Build a simple, inexpensive “Guitar Pedal Board”
Here is my take on a pedal board based on the Ikea GORM.
The GORM is just one of their strange sounding names for wooden shelving, Swedish I guess. They sell a complete wooded shelving unit and you can also buy extra shelves,
You get 2 shelves in a pack for about $14.00 CDN that measure about, 30″ x 20″ approx.
To the left is one of the unpainted shelves with 1 latte removed. You can easily make a pedal board with less boards if you have less pedals. You just have to hammer them off the frame and remove the nails.
I took a board off one of the two shelves. I then screwed that board on the back of the other shelf in order to create a slight upward angle.
I also used a scrap piece of 2 x 2 wood underneath , and I screwed on both sides to reinforce that back board.
I do not use nails, everything was screwed. I also drilled starter holes so as not to crack the wood.
I painted the top sides black with some left over Tremclad paint. Here you can see the extra latte that I screwed to the back to raise the shelf on the back end.
Now I had planned on using Velcro until I started to price industrial strength 2″ packs. Also I noticed that almost all of my pedals did not have smooth bottoms. I may be stubborn but I hate like heck the thought of mutilating my pedals.
My old pedal board had plumbing strapping wrapped around the pedals to secure them but I wanted a more elegant and solid solution. I thought of tie-wraps then I stumbled on something I had seen years ago. They were little metal links that look like bicycle chain links. I tried sourcing them without success. Then I found a reference to ” figure 8″ washers used in furniture making.
My local hardware stores did not have anything like it. Then I tried I decided to try the plumbing section. This is what I found.
This is a 25′ roll of what looks like figure 8 washers all stuck together.
All I had to do was cut them to size. Mostly I cut off 2 links although I did cut a couple of 2 link lengths.
Using a a pair of scissors I was able to cut off little sections. They cut like butter. On some of my Roland pedals I had to trim a bit around the holes so that they would fit nicely.
I was able to attach these to the bottom of all my pedals using the screws that hold the bottoms onto the pedals .
Here is a Boss pedal with the mounts attached. I used # 8 , 1/2 ” wood screws to attach the pedals to the GORM.

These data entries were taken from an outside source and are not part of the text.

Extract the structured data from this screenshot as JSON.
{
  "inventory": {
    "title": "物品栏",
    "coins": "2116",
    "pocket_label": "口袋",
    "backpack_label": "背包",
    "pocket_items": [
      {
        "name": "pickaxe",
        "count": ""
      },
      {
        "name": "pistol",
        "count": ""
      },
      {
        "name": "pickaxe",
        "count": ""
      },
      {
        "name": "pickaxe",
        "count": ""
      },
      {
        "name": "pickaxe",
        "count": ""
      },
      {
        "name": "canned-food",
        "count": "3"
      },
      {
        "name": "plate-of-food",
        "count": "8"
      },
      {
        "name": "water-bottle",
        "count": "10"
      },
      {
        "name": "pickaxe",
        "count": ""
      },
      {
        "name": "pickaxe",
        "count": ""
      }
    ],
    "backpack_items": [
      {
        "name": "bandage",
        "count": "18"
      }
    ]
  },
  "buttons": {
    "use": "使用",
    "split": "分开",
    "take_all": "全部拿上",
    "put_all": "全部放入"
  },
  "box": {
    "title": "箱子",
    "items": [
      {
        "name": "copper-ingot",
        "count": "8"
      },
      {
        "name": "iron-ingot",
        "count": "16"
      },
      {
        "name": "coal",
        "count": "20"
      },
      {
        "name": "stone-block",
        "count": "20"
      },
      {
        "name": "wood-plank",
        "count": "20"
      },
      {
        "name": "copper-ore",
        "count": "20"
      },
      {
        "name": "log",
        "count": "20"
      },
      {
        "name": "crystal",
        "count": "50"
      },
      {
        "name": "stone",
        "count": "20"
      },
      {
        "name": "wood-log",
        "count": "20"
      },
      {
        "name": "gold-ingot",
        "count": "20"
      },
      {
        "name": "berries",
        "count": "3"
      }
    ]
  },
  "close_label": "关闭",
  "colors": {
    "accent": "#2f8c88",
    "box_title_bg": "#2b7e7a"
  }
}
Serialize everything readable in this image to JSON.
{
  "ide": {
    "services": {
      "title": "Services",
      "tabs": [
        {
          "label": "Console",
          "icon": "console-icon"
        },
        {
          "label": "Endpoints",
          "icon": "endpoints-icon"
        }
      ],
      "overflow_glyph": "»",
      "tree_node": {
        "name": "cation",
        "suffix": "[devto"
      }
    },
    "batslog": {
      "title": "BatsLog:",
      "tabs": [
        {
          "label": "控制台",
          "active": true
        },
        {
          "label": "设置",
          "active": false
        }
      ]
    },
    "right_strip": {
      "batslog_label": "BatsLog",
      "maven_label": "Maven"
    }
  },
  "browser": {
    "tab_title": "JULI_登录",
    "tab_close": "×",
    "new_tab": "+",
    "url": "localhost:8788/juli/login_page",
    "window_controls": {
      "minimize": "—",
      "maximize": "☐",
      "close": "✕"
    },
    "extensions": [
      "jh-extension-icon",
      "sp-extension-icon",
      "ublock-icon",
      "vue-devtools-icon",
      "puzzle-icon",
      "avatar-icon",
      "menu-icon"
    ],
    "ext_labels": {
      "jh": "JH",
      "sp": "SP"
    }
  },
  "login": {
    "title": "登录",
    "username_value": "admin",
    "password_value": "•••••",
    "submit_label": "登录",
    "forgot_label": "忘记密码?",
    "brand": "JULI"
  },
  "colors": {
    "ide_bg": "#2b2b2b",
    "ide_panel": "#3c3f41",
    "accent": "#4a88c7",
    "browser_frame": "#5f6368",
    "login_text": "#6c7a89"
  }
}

One good idea is to keep a screw driver with the proper bit so that can remove the pedals if need be, at a gig. This has to be the best and least expensive way to mount you effects pedals with out damaging them. Just remove the bottom screws and screw back the screws with the strapping bits.
Here is my completed board.
I case you were wondering, the bottom pedal is a VLP-8 programmable loop controller. I don’t think the company exists anymore. There are other brands on the market with what appears as the same unit, different name, different prices etc. I will do a page soon on loop switching.
The pedal board is powered by a custom power supply that I designed and modified. I will write an article on it shortly. Most pedals draw very little current. My power supply can handle about 1 amp. Next time I’ll probably design one to handle 2 amps.
The Power supply is mounted underneath the pedal board. It can supply + 9v , -9v and +12 volt using voltage regulators. The 12 volts is required for Roland pedals such as the DD3, Flanger, and Octave. The -9 was for some Craig Anderton projects that required +/- 9 volts.
For the record I have a College degree in electrotechnology.
I added a small CPU fan to my power supply as it was over heating in it’s closed box.
My most recent mod was to remove 1 board in order to make the board a bit more compact.
Apparently the GORM was discontinued. It was replaced by the HEJNE. The dimensions are slightly different. I am planning a light version of my board as it is a bit large so will probably check out the HEJNE. You got to love these IKEA names.